*** Block opens ***

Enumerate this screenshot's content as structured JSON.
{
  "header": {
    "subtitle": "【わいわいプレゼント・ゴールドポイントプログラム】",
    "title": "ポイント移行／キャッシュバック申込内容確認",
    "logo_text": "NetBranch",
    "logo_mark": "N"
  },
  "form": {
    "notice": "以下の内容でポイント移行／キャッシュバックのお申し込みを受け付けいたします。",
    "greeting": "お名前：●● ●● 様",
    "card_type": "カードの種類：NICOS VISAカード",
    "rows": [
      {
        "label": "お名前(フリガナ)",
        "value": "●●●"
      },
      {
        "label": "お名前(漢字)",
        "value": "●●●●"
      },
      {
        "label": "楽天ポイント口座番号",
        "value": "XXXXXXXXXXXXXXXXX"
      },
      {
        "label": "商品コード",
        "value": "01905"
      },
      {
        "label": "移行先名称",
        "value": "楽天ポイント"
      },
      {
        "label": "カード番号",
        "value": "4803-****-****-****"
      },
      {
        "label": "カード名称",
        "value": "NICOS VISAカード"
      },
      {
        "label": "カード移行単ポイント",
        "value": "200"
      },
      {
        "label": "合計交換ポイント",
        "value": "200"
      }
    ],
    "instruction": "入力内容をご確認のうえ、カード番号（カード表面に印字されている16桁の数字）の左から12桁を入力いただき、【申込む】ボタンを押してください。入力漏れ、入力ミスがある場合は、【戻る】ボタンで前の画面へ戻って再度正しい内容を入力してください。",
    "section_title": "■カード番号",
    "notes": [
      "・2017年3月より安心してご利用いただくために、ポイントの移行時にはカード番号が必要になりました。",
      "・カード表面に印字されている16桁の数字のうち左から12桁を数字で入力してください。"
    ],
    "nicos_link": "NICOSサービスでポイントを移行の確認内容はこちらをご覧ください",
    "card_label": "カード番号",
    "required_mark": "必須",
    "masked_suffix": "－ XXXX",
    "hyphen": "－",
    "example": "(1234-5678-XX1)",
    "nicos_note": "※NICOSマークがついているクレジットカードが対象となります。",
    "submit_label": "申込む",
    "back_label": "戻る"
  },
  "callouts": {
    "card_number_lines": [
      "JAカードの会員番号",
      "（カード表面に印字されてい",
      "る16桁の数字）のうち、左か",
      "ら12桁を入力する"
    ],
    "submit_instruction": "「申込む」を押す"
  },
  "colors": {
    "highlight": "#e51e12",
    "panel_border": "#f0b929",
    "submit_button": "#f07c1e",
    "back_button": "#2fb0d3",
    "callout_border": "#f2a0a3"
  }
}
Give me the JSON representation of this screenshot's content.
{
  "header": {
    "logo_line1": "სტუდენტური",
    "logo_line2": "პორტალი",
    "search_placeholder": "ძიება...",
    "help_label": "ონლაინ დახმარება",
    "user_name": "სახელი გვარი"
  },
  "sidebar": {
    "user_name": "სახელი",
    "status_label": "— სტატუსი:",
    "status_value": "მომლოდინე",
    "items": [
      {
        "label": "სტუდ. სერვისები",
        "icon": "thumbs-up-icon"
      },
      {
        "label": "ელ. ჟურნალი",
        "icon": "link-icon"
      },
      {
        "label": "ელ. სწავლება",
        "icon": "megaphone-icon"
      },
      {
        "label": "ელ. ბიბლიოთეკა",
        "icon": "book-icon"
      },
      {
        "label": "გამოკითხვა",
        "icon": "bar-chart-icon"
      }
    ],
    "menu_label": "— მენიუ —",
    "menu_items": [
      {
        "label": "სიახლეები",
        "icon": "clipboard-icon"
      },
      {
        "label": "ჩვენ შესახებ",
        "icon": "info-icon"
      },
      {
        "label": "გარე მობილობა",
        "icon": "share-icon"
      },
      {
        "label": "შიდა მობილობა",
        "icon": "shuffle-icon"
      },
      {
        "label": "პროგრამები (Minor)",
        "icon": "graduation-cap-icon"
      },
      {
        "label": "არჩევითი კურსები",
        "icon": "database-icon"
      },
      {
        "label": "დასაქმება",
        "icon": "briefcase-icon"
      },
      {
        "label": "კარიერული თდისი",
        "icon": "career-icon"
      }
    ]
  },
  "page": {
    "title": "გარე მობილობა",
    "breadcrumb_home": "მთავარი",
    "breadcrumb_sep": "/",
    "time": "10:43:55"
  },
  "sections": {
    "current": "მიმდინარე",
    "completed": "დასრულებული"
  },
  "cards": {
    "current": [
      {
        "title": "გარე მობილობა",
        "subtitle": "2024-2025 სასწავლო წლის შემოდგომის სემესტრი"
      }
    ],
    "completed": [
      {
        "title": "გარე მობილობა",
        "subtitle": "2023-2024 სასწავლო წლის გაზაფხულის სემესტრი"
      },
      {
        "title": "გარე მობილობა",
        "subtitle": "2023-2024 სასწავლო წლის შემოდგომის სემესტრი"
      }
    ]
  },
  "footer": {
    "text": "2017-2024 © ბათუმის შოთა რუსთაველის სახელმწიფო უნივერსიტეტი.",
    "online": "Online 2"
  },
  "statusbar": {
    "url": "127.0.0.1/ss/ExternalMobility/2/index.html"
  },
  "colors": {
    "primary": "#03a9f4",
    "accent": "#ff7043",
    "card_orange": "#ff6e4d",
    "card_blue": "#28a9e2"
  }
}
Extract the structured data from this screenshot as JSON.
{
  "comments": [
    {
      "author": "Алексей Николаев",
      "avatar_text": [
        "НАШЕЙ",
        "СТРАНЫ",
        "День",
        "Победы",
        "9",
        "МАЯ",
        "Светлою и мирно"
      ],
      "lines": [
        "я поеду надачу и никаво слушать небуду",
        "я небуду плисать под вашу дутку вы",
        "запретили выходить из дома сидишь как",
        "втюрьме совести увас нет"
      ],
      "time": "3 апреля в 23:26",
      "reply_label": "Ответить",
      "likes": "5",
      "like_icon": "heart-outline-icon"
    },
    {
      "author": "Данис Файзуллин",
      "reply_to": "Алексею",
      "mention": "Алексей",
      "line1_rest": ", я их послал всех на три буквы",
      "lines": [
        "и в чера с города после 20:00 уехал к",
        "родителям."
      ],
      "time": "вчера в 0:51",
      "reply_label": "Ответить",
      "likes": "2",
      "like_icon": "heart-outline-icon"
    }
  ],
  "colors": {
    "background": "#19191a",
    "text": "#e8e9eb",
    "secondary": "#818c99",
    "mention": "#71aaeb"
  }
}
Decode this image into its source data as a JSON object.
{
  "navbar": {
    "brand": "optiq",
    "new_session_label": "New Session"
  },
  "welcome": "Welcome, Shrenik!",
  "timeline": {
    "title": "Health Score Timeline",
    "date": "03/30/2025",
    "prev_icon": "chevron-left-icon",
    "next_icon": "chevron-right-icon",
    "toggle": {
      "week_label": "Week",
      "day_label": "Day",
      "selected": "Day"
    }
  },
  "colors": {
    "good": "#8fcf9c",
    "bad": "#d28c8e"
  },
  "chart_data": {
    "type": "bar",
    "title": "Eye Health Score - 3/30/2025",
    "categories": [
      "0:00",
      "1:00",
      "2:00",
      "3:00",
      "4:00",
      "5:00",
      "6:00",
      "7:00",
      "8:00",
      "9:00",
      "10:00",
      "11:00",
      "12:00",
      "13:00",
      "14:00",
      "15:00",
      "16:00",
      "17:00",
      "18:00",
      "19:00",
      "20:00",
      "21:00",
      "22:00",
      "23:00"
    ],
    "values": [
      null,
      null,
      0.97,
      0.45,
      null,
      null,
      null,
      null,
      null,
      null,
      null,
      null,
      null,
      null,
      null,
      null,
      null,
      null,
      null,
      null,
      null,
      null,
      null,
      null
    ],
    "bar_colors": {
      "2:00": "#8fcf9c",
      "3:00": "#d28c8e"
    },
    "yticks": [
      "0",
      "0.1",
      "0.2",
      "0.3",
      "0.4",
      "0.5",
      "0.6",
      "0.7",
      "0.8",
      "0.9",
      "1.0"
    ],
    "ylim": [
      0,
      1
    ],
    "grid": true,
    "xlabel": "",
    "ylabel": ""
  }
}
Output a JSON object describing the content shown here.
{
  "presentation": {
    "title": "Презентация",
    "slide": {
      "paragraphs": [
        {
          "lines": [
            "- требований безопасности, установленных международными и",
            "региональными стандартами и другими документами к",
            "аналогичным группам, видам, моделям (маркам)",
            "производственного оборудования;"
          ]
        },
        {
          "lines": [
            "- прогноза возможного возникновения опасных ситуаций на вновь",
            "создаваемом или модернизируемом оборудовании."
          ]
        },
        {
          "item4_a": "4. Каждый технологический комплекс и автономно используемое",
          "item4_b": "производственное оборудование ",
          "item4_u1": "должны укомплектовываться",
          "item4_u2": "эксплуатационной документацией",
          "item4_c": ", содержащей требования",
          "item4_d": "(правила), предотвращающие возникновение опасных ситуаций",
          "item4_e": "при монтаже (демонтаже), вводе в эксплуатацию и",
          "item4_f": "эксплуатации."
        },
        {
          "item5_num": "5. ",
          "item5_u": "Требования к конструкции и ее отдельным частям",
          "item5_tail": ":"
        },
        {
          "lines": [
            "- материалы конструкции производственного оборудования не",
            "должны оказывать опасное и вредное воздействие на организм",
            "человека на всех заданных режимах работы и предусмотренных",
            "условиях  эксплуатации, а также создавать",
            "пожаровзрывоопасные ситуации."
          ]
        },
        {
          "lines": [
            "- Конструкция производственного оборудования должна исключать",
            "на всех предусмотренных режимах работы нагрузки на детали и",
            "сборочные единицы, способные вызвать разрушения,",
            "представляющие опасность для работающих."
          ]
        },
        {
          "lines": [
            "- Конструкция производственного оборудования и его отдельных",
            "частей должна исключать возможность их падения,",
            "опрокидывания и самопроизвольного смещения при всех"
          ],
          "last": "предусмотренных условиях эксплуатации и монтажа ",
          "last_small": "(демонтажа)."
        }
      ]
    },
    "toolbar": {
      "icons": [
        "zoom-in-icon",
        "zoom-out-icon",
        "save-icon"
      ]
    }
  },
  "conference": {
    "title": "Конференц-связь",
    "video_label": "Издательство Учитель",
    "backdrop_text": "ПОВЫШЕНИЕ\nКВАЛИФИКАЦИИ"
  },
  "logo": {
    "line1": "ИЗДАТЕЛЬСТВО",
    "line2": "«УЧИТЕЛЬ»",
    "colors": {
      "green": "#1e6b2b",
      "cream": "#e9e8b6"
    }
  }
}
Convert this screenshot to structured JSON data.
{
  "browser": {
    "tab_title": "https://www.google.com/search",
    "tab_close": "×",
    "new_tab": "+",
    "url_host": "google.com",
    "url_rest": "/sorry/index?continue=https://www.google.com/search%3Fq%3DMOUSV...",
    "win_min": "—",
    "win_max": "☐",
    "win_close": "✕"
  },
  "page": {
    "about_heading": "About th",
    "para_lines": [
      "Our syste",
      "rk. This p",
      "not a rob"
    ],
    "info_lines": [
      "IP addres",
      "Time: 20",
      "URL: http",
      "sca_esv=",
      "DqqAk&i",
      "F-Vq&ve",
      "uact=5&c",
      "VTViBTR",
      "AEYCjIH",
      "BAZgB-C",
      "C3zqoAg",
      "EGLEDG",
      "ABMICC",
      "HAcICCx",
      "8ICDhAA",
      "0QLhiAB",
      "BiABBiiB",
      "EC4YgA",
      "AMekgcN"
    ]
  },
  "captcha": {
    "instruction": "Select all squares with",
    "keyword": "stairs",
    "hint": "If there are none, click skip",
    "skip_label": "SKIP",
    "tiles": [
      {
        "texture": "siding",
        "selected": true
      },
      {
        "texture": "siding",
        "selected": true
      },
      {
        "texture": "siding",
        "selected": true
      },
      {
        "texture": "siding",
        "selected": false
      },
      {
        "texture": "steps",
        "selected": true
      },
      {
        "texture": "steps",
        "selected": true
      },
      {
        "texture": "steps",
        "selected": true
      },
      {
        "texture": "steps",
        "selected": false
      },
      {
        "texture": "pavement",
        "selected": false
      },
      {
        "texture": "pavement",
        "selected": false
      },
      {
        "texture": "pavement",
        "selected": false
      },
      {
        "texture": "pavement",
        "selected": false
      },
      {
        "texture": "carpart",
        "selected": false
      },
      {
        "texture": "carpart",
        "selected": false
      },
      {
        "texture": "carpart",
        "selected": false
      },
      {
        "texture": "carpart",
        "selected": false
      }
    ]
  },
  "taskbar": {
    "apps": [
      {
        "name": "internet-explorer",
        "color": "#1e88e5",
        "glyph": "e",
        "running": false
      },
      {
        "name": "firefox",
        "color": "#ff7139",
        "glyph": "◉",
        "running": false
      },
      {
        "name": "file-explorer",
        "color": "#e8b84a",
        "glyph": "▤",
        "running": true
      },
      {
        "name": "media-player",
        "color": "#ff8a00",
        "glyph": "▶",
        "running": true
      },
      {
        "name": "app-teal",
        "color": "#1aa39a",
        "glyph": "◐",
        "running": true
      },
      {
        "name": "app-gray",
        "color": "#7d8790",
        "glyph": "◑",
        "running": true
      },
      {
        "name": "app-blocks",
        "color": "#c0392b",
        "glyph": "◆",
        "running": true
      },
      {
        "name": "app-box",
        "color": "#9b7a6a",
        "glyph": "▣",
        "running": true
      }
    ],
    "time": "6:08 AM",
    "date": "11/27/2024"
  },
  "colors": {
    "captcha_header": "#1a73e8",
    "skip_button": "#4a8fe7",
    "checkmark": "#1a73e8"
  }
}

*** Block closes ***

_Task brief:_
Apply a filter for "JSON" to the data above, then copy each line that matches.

_Solution to this problem:_
Enumerate this screenshot's content as structured JSON.
Give me the JSON representation of this screenshot's content.
Extract the structured data from this screenshot as JSON.
Decode this image into its source data as a JSON object.
Output a JSON object describing the content shown here.
Convert this screenshot to structured JSON data.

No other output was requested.